== Exercise ==
Copy out all lines of the material below in which "placeholder" occurs.

== Records to use ==

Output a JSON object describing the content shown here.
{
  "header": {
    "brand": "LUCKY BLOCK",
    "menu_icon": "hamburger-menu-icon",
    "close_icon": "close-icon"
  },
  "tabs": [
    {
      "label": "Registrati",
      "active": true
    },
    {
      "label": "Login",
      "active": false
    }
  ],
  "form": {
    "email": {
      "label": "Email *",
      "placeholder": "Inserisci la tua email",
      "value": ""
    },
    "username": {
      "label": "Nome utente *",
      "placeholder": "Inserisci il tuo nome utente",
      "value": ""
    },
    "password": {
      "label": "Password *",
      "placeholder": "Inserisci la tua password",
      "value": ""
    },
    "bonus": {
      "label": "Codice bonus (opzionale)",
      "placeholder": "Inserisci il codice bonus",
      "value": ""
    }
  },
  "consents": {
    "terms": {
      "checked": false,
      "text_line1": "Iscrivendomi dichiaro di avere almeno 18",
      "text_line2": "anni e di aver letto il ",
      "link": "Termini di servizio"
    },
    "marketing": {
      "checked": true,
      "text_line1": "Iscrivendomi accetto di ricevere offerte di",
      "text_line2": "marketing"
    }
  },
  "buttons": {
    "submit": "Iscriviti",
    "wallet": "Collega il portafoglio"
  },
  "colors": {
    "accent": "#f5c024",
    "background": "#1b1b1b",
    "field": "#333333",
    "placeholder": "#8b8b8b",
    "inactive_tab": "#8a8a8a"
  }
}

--

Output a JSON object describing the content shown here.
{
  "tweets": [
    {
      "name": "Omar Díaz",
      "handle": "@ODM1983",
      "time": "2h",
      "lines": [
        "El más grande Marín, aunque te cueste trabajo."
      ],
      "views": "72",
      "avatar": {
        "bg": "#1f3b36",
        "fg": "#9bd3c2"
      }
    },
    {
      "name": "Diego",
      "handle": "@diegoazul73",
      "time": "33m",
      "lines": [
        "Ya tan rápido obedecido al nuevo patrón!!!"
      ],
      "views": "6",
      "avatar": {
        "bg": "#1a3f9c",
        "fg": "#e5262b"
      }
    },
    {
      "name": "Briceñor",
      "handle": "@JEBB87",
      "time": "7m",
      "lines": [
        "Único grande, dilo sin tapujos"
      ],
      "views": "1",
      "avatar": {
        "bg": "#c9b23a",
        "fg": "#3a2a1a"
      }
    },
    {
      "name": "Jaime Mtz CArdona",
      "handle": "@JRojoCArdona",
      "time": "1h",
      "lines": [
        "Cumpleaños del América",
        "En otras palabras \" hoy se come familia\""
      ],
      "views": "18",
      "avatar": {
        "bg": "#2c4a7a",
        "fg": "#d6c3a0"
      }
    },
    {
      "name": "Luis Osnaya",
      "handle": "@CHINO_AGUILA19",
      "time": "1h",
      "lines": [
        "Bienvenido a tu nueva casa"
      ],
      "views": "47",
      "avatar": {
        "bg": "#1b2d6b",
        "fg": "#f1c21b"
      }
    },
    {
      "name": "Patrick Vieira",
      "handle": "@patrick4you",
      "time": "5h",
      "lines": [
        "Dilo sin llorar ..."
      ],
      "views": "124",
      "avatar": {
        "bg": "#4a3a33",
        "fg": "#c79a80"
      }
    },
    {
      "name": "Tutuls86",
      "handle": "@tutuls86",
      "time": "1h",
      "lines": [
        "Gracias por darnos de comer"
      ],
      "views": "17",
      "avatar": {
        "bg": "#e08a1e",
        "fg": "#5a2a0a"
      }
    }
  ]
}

== Task output ==
      "placeholder": "Inserisci la tua email",
      "placeholder": "Inserisci il tuo nome utente",
      "placeholder": "Inserisci la tua password",
      "placeholder": "Inserisci il codice bonus",
    "placeholder": "#8b8b8b",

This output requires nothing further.